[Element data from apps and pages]
*** Begin section ***
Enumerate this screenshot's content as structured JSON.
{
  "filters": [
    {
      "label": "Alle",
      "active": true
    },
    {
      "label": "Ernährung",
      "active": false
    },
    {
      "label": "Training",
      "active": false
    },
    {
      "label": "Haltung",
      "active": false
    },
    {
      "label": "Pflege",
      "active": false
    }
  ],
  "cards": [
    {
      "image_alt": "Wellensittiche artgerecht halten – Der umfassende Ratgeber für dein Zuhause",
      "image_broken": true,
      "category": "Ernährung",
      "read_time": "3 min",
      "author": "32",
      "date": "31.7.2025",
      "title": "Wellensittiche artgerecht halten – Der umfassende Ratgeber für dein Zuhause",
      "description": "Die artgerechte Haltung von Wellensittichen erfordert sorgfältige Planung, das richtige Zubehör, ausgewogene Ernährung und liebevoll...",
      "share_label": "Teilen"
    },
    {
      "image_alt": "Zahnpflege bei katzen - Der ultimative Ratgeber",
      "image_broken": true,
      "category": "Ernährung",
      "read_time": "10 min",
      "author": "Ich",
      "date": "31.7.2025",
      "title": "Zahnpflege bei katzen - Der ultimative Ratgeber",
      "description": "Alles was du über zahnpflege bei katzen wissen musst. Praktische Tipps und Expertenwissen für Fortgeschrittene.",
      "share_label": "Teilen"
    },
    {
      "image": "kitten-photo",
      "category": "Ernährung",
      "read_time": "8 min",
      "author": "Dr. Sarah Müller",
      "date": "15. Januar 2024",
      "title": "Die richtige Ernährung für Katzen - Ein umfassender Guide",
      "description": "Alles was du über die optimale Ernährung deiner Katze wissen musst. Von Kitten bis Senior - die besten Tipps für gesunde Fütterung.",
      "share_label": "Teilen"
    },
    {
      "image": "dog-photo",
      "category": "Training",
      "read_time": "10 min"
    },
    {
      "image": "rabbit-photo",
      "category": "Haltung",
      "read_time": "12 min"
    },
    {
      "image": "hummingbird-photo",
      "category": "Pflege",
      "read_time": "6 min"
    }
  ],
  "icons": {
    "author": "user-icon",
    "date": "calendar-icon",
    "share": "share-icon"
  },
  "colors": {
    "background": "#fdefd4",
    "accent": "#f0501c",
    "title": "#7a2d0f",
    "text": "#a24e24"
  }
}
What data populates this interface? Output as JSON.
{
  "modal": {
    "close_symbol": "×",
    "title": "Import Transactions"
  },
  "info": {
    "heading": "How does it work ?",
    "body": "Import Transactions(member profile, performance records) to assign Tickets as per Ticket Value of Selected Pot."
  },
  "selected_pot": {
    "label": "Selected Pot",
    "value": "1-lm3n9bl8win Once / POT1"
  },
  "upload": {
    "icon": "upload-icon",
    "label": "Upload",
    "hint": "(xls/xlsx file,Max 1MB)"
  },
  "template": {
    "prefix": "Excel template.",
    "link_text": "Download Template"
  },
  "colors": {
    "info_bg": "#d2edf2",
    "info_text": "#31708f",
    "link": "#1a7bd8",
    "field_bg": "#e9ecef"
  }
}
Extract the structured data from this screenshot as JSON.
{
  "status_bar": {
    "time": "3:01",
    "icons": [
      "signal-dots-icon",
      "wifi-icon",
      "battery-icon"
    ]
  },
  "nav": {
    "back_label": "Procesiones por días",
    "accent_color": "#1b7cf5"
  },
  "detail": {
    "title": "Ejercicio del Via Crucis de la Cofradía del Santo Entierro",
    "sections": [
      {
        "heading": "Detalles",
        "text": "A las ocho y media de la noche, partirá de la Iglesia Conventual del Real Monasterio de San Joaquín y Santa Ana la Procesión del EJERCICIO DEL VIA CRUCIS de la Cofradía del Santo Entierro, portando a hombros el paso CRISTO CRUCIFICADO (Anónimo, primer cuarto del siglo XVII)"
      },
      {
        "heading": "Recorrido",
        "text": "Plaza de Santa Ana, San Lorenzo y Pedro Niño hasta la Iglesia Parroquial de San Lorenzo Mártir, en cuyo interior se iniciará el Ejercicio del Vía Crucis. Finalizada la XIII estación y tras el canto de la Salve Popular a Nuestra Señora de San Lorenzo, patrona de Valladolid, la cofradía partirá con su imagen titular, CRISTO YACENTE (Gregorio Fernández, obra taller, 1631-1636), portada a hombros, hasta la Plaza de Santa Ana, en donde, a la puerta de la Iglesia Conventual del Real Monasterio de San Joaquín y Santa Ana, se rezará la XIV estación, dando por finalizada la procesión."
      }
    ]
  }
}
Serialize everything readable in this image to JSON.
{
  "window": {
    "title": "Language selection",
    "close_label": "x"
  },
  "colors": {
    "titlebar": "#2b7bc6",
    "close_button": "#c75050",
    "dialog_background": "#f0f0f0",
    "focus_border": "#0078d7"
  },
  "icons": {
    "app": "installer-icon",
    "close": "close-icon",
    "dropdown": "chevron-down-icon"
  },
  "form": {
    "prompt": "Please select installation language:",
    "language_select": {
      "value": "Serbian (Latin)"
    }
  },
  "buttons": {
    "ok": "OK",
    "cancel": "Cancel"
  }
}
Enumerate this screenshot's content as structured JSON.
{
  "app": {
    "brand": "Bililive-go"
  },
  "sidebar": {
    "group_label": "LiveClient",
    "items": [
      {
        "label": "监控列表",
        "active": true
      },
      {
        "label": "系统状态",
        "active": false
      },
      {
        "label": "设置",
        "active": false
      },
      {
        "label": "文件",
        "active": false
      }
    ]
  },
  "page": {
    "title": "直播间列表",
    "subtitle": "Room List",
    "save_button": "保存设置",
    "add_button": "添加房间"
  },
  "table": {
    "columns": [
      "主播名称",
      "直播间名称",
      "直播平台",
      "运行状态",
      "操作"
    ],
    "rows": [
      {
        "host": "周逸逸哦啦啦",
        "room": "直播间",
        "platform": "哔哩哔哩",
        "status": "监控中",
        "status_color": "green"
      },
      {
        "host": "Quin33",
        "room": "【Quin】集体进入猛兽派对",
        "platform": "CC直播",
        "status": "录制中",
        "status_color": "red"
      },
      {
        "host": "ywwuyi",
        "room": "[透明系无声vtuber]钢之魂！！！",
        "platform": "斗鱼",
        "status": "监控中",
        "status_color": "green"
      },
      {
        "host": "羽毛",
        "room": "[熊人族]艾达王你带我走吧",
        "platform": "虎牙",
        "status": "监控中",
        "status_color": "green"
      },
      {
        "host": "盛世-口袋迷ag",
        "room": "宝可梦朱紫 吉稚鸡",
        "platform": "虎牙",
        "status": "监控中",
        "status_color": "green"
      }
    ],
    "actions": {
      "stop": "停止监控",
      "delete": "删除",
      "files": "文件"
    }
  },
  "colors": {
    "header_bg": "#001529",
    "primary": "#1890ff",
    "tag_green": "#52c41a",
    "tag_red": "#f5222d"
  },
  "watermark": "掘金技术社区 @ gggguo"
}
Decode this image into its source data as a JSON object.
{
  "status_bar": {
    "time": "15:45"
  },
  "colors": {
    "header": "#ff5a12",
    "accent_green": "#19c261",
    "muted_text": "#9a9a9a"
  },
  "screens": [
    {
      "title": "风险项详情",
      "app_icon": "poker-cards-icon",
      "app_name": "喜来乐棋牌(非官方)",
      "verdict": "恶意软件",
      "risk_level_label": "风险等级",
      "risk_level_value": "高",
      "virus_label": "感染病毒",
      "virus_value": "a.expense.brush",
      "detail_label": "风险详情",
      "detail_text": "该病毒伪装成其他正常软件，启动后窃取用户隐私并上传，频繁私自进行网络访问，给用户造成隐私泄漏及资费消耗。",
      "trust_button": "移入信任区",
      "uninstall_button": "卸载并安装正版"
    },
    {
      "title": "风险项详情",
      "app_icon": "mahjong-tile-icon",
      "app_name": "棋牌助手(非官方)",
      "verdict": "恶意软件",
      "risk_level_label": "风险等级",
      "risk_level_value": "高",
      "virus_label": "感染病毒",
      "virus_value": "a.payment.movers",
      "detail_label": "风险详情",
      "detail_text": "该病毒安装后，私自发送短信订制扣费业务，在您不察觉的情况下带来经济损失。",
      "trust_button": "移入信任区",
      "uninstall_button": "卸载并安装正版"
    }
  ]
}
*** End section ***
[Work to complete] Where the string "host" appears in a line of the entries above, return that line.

[Answer space]
        "host": "周逸逸哦啦啦",
        "host": "Quin33",
        "host": "ywwuyi",
        "host": "羽毛",
        "host": "盛世-口袋迷ag",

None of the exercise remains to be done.